There are countless articles telling writers how to write for readers. As a result many writers find themselves overwhelmed by Do's and Don'ts. I've been pondering this situation and come to the conclusion that some of these 'rules' for writers are a result of readers getting it wrong.
So here's my list of tips for readers which if followed by all could result in writers being able to relax and produce much better work in future.
1. You don't have to read it all.
Once you have bought, borrowed, found a book and chosen to read it you are in control of the reading process. Nobody is watching over you and nobody will smack you over the head if you skip bits to get to the parts you are interested in. This is especially important if you have a book heavy in descriptive passages and you are more of a 'what happens next' sort of reader.
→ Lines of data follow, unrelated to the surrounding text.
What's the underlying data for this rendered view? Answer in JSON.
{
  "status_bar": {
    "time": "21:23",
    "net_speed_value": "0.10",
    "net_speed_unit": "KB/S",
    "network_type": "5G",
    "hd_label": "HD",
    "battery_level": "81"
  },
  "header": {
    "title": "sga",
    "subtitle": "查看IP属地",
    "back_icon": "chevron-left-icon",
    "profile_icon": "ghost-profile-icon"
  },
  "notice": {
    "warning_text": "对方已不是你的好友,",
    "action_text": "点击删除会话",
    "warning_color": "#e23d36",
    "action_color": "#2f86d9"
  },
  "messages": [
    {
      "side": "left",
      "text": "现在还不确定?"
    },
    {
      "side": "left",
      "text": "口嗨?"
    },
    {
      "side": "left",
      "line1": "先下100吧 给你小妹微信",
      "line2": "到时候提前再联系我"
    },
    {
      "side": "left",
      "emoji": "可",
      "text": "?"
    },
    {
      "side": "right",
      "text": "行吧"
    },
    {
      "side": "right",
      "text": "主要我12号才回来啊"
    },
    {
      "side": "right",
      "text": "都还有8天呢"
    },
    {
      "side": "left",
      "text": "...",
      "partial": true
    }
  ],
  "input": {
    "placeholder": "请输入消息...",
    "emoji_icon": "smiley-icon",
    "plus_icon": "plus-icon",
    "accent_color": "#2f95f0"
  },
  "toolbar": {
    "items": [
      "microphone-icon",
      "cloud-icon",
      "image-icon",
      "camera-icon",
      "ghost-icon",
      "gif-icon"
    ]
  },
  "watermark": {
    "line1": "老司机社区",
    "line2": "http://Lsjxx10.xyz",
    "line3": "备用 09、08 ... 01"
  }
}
Unfortunately many writers who are brilliant at beautiful atmospheric descriptions are being persuaded not to write these passages any more because readers often don't like them. Which is a shame because many readers do like them. It's a bit like telling us all never to include vegetables in a meal ever again because some people don't like them. Why should everyone do without something they find enjoyable when the folk who don't like that something can so to speak simply leave it on the side of their plate and still enjoy the meal?
Nobody ever died from descriptive passages being in a book - no matter what Charlie Hill's latest novel Books may suggest
2. You don't have to read it in order.
Again - you are in charge of the reading experience. If you have a book made up of many threads (story arcs) following different characters you are free to choose a character and just read their story arc if that's what interests you. I have often done this and it can turn one book into three or four enjoyable reads. Then if I want to I can read the entire book all in order and get yet another experience out of it. It means a reader who may be daunted by a long book is able to enjoy it as a series of shorter ones.
3. You can read the end first if you want to.
I hate suspense. I also dislike investing my emotions into a character only for something terrible to befall them. So I always read the end of a book first to check what will happen. I am reading for my own pleasure and I know if I am forewarned I will relax more and enjoy the experience better. Obviously many people think differently - but I prefer to enjoy a book if I can, so I do damage limitation to increase my chances of enjoyment.
4. Don't blame a writer for your own limitations.
If you dislike a certain genre of book and you know that or even if you come to discover that fact by reading an example of that genre please don't blame the writer because they happened to write in a genre you find not to your taste.
Again back to the cooking analogy: If you don't like carrots and a chef cooks a perfect carrot dish which is hailed by carrot aficionados as sublime - then it doesn't make sense to complain if you as a person who hates carrots then find this dish unpalatable.
5. How do you know you won't like it if you don't try it?
Now and then you may find a writer/chef who does something unusual with their literary carrots and it turns out to be something even carrot haters enjoy, like carrot cake.
Be adventurous, if you don't want to spend money on your explorations borrow from a library or from a friend. But when you do, try and enjoy it by looking for what you like not for what you don't like.
6. Buying a book or borrowing it from a library means more books like that one will be written or copycats attempted.
Every time a reader buys or borrows a book it feeds the literary process. Without readers, writing would decrease. I am not so silly as to believe it would stop, but certainly the behaviour of readers influences what writers do, no matter how often you might read assertions to the contrary.
You control what publishers do and you control what many writers do. At a very simple level if people buy lots of copies of the first of a series it is far more likely the next one in the series will be forthcoming.
So every time anyone complains about what type of books are for sale in the bookshops the answer is in their hands. Borrow, buy and read something different and encourage others to do the same and if enough people do that then things will change.
7. Do some research before buying a book.
Most books these days have a 'look inside' facility on Amazon. Love or hate Amazon it is a marvelous opportunity to try before you buy. You don't have to purchase from Amazon if you disagree with their way of doing things, but it is a good resource for checking to see if you may or may not like a book beforehand.
8. Authors are people and they appreciate you buying their book anything else is a bonus.
I am pretty sure an author would prefer you bought or borrowed their book from a library and got what ever you could from it however you chose to do so and then maybe felt like buying more of their work in the future than that you bought or borrowed their book and forced yourself to read it word for word even when you were finding it hard going and then when you got to the end thought Thank goodness that's over with and then never bought anything by them again.
9. Authors develop as time passes and although you may not like one of their books you may LOVE another.
It is possible to pick the wrong book to start off with an author who is new to you. One author I am very familiar with is Terry Pratchett. Most of his works delight and entertain me effortlessly. But even he has his lemons. And even the ones I consider lemons have fans who rave over them. Tastes differ.
I bought a couple of his books without checking when they were written. It turned out they were rereleases of the first two novels he'd written. Personally I thought they were stinkers. Luckily I'd read about twenty or more other Pratchett books by then so they didn't diminish my love of his work. I took them in context. But if they'd been the first books I'd read by him I might never have progressed to read any more by him. Thankfully that was not the case and I have spent many happy hours reading his work.